Intense competition for chips has hit a raft of industries over the past year, with the pandemic both boosting demand for electronics and interrupting supply chains. With semiconductors now used in vehicle’s computers to sensors, automakers globally have lost revenue as shortages affected their output.
Toyota Motor Corp., the world’s biggest carmaker, will cut production by 40% in September from previous plans, while India’s largest automaker by deliveries, Maruti Suzuki India Ltd., has also said volumes will likely drop to about 40% from regular levels. On Wednesday, Chinese EV upstart and Tesla rival, Nio Inc., said it is struggling with getting supply from manufacturing partners in Malaysia, where Covid-19 is flaring again, and Nanjing, in eastern China.
In China, Tesla shipped around 33,000 electric cars locally and to overseas markets in July. The Palo Alto, California-based company previously halted some production at its car-assembly plant in the U.S. for about two weeks in February due to backlogs at ports and snow storms that affected ground transport.

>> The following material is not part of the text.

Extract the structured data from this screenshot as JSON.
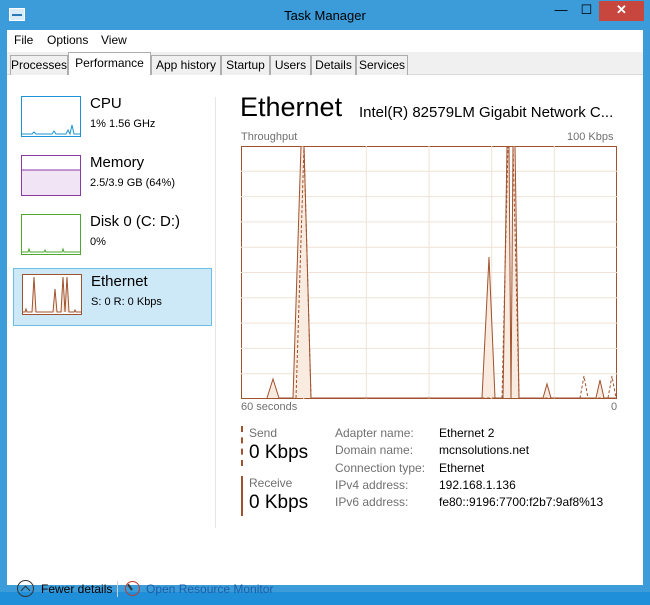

Retail sales of cars, SUVs and multipurpose vehicles in China -- the world’s biggest market for electric cars -- declined by 6.4% in July from a year earlier to 1.52 million units, according to China’s Passenger Car Association. Preliminary data show August sales are expected to fall 13%, the association said Wednesday.